Task input:
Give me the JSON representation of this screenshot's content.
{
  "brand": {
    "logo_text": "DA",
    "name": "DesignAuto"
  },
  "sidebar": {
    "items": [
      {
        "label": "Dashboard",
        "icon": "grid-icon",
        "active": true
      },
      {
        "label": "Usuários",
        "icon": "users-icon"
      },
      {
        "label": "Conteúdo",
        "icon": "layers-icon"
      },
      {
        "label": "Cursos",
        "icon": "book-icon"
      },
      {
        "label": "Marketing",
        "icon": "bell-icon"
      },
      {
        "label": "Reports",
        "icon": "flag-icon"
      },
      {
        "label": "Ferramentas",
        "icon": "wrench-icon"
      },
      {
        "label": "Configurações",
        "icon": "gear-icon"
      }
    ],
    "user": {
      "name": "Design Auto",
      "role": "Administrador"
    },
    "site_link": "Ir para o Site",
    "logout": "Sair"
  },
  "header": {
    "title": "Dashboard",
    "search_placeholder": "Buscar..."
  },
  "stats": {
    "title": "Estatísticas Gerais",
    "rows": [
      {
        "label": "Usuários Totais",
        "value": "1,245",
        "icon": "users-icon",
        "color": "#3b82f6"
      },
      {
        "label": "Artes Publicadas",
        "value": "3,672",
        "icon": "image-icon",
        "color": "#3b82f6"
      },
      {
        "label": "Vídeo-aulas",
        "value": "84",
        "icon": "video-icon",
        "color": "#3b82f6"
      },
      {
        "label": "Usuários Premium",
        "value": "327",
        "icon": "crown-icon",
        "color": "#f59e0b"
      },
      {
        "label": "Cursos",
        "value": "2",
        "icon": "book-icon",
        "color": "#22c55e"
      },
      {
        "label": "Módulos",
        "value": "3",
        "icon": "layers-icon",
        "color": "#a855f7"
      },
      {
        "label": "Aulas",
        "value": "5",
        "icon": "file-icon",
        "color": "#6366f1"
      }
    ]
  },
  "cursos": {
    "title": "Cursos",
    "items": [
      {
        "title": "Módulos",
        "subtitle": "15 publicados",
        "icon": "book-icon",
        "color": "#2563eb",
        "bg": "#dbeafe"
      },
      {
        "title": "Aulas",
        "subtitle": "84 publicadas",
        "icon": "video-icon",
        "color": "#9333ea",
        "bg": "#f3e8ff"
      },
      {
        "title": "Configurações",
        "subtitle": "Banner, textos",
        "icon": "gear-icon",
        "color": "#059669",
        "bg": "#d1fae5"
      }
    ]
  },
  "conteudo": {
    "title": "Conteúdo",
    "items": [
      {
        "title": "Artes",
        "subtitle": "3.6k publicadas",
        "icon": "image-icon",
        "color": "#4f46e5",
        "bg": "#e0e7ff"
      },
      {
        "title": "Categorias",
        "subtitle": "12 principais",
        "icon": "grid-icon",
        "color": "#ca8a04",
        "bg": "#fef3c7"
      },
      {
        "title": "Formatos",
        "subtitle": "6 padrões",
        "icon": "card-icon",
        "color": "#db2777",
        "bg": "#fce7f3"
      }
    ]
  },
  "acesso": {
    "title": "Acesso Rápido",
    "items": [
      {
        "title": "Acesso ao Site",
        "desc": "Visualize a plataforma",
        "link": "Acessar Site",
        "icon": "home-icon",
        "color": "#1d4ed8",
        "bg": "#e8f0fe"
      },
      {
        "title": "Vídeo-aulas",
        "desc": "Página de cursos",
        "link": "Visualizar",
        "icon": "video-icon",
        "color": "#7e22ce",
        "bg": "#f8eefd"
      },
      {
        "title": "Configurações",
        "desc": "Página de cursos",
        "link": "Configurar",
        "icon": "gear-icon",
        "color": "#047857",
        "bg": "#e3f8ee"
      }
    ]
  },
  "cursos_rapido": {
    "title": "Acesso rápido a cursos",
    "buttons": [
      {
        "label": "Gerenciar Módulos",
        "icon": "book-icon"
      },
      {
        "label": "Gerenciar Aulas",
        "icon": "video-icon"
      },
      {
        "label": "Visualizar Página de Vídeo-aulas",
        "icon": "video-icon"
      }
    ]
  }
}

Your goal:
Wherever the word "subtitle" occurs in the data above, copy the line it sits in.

Task response:
        "subtitle": "15 publicados",
        "subtitle": "84 publicadas",
        "subtitle": "Banner, textos",
        "subtitle": "3.6k publicadas",
        "subtitle": "12 principais",
        "subtitle": "6 padrões",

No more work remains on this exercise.